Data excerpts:
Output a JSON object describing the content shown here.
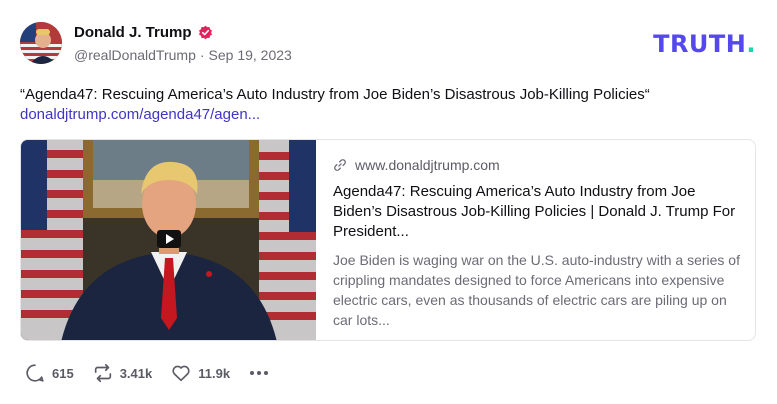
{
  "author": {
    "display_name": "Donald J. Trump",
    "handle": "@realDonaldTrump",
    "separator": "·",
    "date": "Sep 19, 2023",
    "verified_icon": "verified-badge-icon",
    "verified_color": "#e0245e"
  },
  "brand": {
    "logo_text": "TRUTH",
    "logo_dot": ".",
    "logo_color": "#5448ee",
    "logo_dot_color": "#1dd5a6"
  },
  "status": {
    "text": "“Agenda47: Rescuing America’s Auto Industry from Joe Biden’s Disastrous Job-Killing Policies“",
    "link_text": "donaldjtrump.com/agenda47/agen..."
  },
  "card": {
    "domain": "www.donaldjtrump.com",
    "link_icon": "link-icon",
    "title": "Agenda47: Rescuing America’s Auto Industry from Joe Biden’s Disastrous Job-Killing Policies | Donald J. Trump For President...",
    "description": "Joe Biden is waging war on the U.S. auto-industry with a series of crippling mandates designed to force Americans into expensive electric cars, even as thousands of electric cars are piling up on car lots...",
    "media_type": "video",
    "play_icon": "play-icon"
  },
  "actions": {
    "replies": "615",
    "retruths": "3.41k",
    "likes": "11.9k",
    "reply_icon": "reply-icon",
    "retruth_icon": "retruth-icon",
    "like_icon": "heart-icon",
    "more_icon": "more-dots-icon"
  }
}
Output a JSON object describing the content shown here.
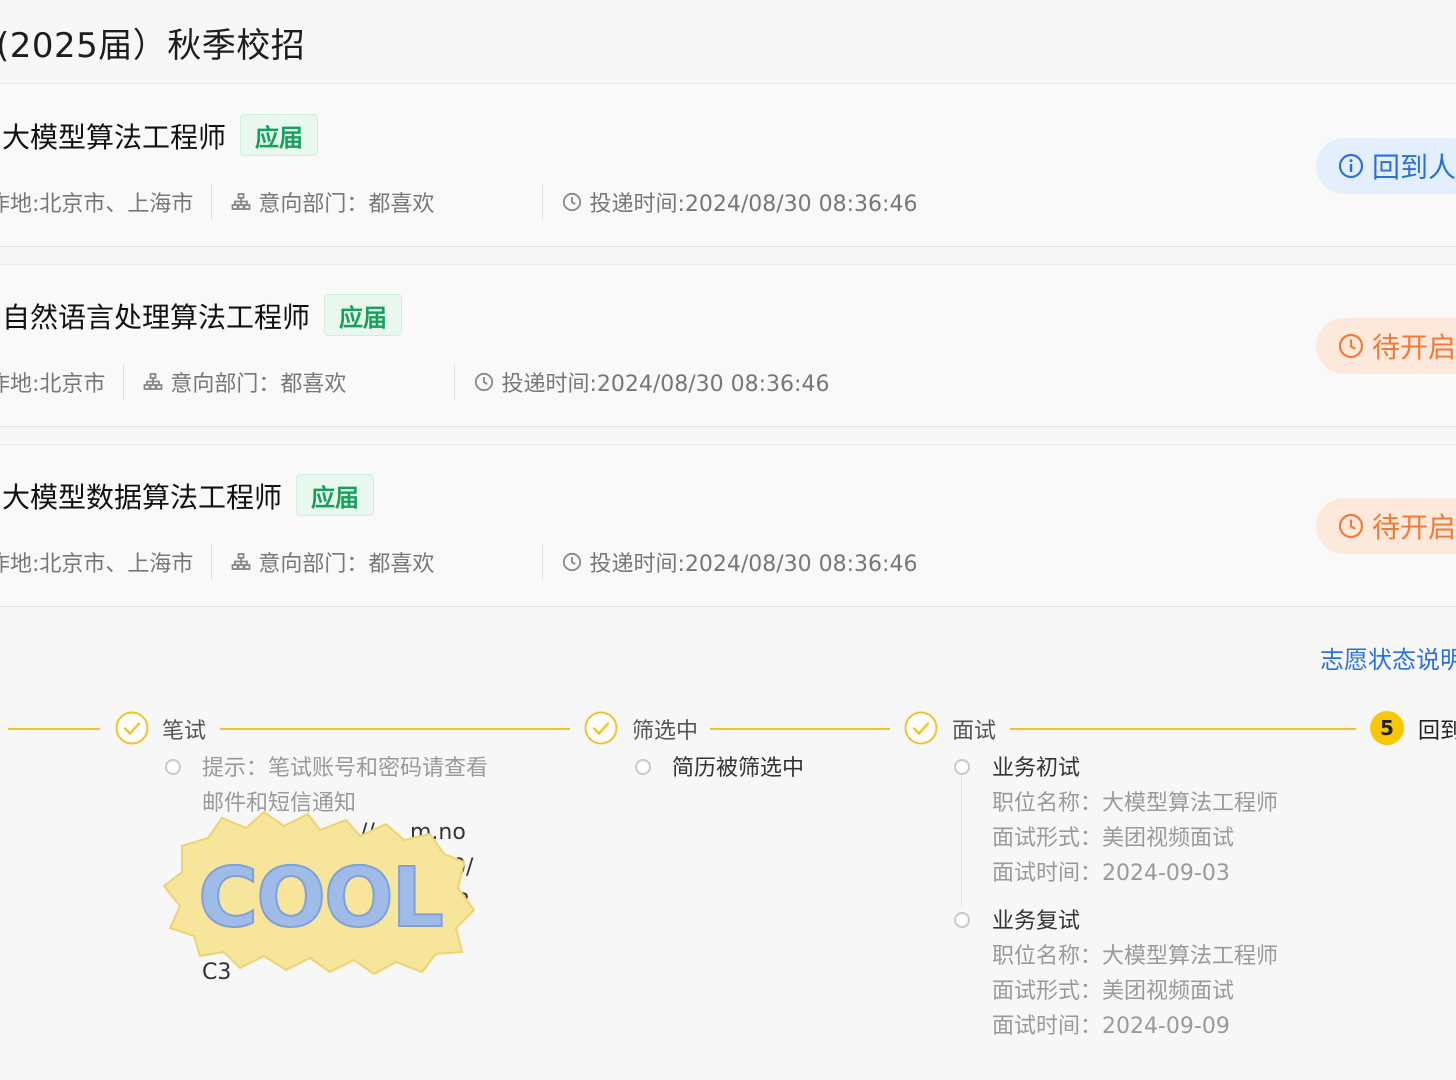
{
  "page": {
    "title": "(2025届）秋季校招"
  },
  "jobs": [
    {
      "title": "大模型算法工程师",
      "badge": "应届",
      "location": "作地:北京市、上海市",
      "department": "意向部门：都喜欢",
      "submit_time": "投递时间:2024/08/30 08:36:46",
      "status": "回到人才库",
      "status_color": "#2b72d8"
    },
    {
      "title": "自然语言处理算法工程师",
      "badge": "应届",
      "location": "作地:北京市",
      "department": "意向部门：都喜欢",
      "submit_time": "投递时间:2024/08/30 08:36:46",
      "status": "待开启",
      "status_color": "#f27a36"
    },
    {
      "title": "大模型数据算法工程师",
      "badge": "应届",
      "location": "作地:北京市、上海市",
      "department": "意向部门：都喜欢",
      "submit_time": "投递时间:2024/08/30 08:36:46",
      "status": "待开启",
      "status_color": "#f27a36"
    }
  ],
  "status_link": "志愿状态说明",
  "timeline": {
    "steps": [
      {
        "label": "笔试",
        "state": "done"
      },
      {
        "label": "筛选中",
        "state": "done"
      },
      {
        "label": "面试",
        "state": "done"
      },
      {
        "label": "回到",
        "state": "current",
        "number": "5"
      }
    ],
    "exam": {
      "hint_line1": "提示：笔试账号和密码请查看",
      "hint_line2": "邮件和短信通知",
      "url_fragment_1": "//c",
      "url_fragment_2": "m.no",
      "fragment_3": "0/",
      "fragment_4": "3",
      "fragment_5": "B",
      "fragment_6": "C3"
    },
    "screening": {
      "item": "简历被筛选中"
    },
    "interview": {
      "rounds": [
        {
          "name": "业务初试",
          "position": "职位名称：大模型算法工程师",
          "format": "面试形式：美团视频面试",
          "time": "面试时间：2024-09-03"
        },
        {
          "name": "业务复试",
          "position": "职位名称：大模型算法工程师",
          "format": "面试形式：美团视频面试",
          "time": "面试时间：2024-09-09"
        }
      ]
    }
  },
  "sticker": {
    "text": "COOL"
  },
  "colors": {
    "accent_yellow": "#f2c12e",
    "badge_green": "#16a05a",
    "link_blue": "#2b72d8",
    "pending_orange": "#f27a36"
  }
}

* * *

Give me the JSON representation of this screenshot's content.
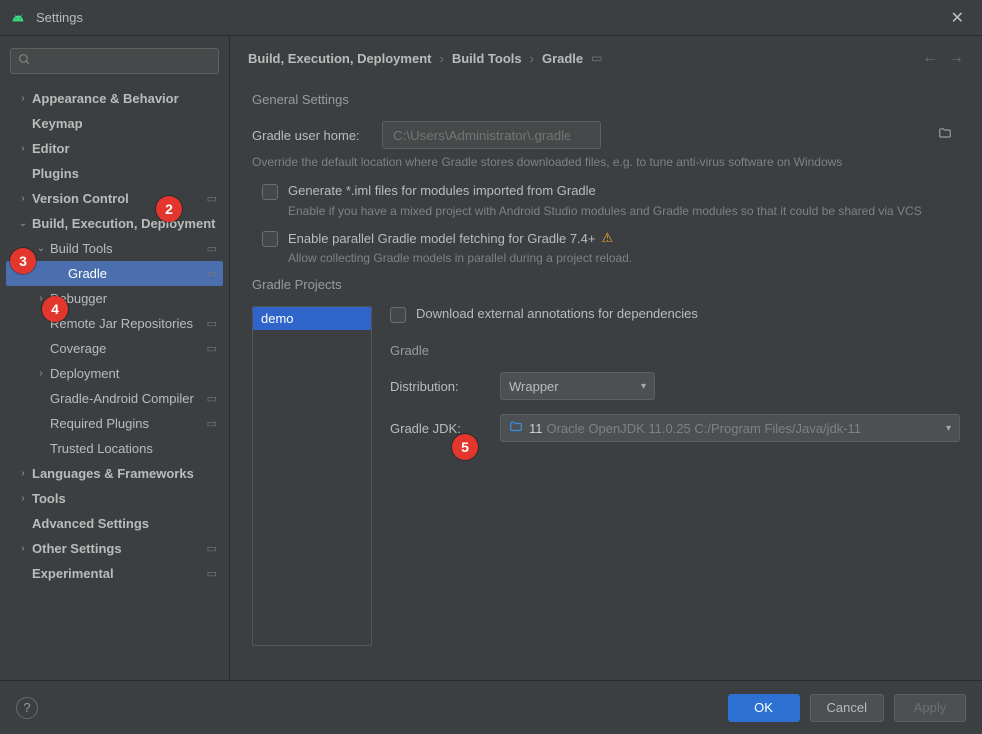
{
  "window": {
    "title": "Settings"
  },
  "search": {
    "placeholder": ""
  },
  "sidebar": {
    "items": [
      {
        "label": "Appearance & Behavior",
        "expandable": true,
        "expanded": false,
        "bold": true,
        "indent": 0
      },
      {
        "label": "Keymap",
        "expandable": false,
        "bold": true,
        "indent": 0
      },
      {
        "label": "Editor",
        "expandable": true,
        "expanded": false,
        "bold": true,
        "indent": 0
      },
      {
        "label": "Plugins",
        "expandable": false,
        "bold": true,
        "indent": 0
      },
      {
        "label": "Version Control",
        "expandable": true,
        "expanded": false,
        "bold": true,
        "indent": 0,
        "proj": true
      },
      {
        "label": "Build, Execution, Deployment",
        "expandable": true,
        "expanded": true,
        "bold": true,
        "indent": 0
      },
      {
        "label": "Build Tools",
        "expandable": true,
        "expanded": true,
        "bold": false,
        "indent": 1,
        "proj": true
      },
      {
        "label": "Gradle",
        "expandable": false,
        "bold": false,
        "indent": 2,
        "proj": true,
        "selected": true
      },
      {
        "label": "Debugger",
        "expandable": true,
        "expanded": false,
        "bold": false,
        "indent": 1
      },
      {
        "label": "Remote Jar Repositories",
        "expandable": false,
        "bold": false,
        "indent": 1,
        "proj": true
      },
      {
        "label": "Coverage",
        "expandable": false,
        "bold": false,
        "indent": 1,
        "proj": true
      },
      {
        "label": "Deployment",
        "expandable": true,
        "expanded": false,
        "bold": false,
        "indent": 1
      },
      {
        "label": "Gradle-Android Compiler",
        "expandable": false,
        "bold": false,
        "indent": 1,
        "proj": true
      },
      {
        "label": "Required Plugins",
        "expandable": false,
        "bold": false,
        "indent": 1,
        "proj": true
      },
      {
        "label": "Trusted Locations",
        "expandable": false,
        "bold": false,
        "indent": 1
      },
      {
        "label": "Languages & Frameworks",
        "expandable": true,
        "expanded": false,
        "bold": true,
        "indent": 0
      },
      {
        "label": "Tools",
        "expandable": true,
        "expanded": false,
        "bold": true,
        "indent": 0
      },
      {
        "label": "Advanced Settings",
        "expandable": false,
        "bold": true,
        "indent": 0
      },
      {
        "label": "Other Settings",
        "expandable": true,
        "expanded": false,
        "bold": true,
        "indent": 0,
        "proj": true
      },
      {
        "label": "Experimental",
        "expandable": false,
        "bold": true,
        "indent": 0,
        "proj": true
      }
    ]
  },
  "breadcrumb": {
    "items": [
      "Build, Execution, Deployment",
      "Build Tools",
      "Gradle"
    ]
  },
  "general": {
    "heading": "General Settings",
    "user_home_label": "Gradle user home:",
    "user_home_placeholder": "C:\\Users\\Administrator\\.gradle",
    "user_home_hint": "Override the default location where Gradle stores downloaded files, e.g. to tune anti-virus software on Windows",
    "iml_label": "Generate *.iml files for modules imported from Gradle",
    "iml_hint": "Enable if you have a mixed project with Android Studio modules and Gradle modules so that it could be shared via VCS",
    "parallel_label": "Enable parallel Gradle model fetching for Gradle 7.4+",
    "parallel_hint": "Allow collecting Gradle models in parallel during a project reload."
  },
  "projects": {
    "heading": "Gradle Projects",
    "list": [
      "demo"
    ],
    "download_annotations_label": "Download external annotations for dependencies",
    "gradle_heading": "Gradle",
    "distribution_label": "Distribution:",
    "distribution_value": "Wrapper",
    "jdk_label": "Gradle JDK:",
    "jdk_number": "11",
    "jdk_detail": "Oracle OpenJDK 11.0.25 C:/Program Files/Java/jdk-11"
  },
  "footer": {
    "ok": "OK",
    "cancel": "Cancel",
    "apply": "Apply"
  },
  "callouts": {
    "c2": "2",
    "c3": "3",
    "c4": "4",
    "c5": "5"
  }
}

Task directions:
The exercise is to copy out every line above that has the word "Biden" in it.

Solution:
    "text": "“Agenda47: Rescuing America’s Auto Industry from Joe Biden’s Disastrous Job-Killing Policies“",
    "title": "Agenda47: Rescuing America’s Auto Industry from Joe Biden’s Disastrous Job-Killing Policies | Donald J. Trump For President...",
    "description": "Joe Biden is waging war on the U.S. auto-industry with a series of crippling mandates designed to force Americans into expensive electric cars, even as thousands of electric cars are piling up on car lots...",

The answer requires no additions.